Home · Articles · By John J. Kelly
John J. Kelly
Top Articles from John J. Kelly
No articles in this section

West of Sunset

Stewart O'Nan (Viking)

0 Comments · Thursday, February 19, 2015
In 1937, with America still clawing out of the Great Depression, F. Scott Fitzgerald was in big trouble. After years of what the Irish call “too much drink,” the party was over and Scott was in poor health.  

Burnt Toast Makes You Sing Good

Kathleen Flinn (Viking)

0 Comments · Wednesday, January 7, 2015
Every New Year offers the opportunity to look forward to the future, reflect on the past and consider those who have enriched our lives.  


Phil Klay (The Penguin Press)

0 Comments · Wednesday, January 7, 2015
Phil Klay’s extraordinary short story collection Redeployment, winner of 2014’s National Book Award for fiction, chronicles America’s ill conceived, futile and costly Iraqi occupation.  


Marilynne Robinson (Farrer, Strauss and Giroux)

0 Comments · Wednesday, November 12, 2014
Marilynne Robinson’s Lila is an achingly beautiful and deeply spiritual meditation on life, love, humility, loss, redemption and, ultimately, the divine presence of grace.  

My Life as a Foreign Country: A Memoir

Brian Turner (Norton)

0 Comments · Wednesday, November 12, 2014
This deeply thoughtful and imaginative memoir seamlessly weaves together many wars throughout history, while Turner tells of his own experiences during two tours of duty in Iraq.  

Fourth of July Creek

Smith Henderson (Ecco)

0 Comments · Wednesday, August 27, 2014
First-time novelist Smith Henderson’s Fourth of July Creek is the story of a social worker named Pete Snow who is caught in the web of a world gone wrong.

High as the Horses Bridles

Scott Cheshire (Henry Holt and Company)

0 Comments · Wednesday, August 27, 2014
High as the Horses’ Bridles, the debut novel by Scott Cheshire, is about what happens after a 12-year-old boy-prophet named Josiah Laudermilk delivers an impassioned apocalyptic sermon to a group of about 3,000 impassioned faithful.  

To Rise Again At A Decent Hour

Joshua Ferris (Little, Brown and Company)

0 Comments · Wednesday, May 14, 2014
While it may indeed be an urban folk tale that dentists have a higher rate of suicide than other professions, there’s no doubt that, like pimpin’, dentistry ain’t easy.  

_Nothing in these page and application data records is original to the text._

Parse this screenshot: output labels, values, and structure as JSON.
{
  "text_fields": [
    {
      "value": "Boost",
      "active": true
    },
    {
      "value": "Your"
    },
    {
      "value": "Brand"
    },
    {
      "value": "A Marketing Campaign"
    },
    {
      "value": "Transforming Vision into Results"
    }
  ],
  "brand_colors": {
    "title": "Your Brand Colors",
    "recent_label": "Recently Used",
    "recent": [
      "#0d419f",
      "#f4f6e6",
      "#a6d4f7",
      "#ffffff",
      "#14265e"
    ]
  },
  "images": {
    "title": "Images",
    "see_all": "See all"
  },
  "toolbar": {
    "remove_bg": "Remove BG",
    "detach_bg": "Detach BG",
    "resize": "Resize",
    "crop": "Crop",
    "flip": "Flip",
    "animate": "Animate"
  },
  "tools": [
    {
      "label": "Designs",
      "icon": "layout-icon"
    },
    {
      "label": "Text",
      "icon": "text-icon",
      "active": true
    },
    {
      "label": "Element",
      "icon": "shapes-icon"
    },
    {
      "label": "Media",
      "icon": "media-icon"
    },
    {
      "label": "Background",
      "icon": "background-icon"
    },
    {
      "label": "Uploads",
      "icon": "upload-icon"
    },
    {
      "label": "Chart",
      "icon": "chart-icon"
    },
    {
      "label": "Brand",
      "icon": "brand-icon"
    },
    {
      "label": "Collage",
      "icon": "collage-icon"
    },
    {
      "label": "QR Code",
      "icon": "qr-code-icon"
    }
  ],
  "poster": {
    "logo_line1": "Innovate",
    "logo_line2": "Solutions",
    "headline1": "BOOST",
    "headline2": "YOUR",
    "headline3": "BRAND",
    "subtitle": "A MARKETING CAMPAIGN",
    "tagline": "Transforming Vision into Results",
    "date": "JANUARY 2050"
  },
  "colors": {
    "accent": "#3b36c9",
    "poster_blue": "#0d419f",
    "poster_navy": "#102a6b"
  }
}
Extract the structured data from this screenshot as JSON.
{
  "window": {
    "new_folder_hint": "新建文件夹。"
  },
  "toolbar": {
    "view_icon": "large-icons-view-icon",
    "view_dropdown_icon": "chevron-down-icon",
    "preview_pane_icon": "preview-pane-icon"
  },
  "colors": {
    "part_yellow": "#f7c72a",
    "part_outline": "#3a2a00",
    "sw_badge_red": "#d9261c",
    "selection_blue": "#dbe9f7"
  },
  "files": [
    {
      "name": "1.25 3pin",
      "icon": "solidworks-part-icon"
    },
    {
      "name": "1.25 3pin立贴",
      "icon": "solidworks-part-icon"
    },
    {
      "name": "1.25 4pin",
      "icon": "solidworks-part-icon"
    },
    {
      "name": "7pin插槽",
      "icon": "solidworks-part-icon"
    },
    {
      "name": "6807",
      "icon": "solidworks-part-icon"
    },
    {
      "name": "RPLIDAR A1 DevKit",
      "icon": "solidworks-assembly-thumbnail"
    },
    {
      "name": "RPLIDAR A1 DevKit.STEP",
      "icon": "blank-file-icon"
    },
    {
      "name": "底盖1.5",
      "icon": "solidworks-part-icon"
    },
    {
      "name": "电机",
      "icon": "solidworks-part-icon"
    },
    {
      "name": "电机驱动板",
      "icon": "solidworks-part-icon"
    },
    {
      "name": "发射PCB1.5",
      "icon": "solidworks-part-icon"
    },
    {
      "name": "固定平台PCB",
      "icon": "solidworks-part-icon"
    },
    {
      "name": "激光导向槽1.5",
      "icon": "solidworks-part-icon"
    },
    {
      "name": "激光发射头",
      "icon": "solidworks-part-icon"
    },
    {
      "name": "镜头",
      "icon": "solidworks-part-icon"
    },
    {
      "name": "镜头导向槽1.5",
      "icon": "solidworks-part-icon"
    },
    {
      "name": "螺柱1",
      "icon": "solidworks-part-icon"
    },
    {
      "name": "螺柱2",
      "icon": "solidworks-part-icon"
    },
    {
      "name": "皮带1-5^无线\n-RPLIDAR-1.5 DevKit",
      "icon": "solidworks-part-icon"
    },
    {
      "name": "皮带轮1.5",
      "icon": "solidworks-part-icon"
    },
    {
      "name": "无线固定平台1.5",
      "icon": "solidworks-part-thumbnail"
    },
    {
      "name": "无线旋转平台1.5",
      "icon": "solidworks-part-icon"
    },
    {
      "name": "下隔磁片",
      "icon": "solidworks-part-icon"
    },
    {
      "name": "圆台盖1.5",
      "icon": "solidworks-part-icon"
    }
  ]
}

The Corpse Exhibition

Hassan Blasim (Translated by Jonathan Wright) (Penguin Books)

0 Comments · Wednesday, May 14, 2014
Since our botched invasion and futile occupation of Iraq, there have been several excellent accounts of this costly, deadly debacle —unfortunately all written from the perspective of American and other Western-based writers.  

Literary: Susan Crandall

0 Comments · Wednesday, February 19, 2014
Since the publication of Noblesville, Ind., author Susan Crandall’s Whistling Past the Graveyard, readers have been falling in love with both the novel and its precocious 9-year-old narrator.